Preparing for the future is an uncertain business, but there are steps you can take during your lifetime to simplify matters for your loved ones after you pass, and to ensure your final wishes are carried out. Planning for what happens to your property, or who cares for your family members, upon your death can be a complicated process. To simplify things, we’ve created the following list to help you avoid some of the pitfalls you may encounter before, or even long after, you create your estate plan.
Don’t assume you can plan your estate by yourself. Creating an estate plan from an online source or "estate planning kit” may not result in the plan you thought you were getting. Estate planning involves rather complex legal issues and a simple misplaced word may completely invalidate the plan or have totally unintended consequences. Get help from an estate planning attorney whose training and experience can ensure that you minimize tax implications and simplify the process of settling your estate.
Don’t put off your estate planning needs because of finances. To be sure, there are upfront costs for establishing the estate plan; however establishing your estate plan is an investment in the future well-being of your family, and one which will result in a far greater cash savings over the long term.
Don’t make changes to your estate plan without consulting your attorney. Changes in one area of your estate plan could impact other provisions you have made, triggering legal or tax implications you never intended.
Don’t assume your children will intuitively know your wishes, and handle the situation appropriately upon your death. Money and sentimental items can cause a rift between even the most agreeable siblings, and they will be especially vulnerable as they deal with the emotional impact of your passing.
Don’t assume that once you’ve prepared your estate plan it’s set in stone. Estate planning documents regularly need to be revised, often due to a change in marital status, birth or death of a family member, or a significant change in the value of your estate. Beneficiary designations should be periodically reviewed to ensure they are up to date.

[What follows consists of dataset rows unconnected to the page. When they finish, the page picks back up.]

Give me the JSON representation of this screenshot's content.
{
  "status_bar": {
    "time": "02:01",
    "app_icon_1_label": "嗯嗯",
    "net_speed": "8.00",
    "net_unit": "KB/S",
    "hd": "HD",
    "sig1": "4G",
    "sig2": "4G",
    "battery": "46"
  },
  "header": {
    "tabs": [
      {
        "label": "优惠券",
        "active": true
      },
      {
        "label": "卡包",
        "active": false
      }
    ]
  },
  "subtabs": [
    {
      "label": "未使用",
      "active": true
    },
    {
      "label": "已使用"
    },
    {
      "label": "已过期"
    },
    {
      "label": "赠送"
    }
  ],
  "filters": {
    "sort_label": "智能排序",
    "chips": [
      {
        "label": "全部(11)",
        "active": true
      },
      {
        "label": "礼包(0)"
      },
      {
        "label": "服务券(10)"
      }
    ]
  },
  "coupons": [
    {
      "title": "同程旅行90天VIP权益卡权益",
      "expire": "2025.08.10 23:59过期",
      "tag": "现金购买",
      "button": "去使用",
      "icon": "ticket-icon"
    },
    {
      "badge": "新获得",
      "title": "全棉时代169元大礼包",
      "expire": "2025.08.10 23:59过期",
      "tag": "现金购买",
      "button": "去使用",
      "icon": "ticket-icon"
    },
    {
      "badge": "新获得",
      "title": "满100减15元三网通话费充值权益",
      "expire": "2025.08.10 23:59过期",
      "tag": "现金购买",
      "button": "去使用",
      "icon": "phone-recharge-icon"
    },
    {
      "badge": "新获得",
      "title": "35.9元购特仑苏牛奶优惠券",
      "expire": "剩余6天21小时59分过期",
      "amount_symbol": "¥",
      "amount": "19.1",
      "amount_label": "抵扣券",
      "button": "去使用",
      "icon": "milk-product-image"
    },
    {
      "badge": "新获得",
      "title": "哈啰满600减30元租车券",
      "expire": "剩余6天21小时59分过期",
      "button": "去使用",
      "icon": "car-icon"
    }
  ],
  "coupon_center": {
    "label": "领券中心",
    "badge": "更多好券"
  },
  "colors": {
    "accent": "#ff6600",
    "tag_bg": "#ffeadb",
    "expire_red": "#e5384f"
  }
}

Don’t forget to notify your family members, friends or other beneficiaries of your estate plan. Make sure your executor and successor trustee have access to your end-of-life documents.
Don’t assume your spouse will handle everything if something happens to you. It’s possible your spouse may be incapacitated at the same time, for example if you both are injured in the same accident. A proper estate plan appoints alternate representatives to handle your affairs if both you and your spouse are unable to do so.
Don’t automatically use the same person as your agent under both the financial and healthcare powers of attorney. Using the same individual gives that person an incredible amount of influence over your future and it may be a good idea to split up the decision-making authority.
Don’t forget to name alternate agents, executors or successor trustees. You may name a family member to fill one of these roles, and forget to revise the document if that person dies or becomes incapacitated. By adding alternates, you ensure there is no question regarding who has the authority to act on your or the estate’s behalf.
Generally, a well devised estate plan will include a Family Revocable Trust, Pour-Over Will, Powers of Attorneys for Financial Matters and for Health Care, and Assignments of Assets. Also, an estate plan must be funded with your assets. Therefore, deeds may need to be prepared as well to transfer real estate to the Trust. The estate planning attorneys at Schneiders & Associates have the expertise and experience to assist any family situation in devising and implementing the most suitable plan. Please contact our office and ask for an Estate Planning Questionnaire for you to complete. Once completed, you are invited to make a no-charge consultation with one of our knowledgeable estate planning attorneys to go over the Questionnaire and advise you of the best plan for you and an estimate of the cost. Planning your estate is an important step in assuring your future and the future of your family, so don’t delay and please call today for your Estate Planning Questionnaire.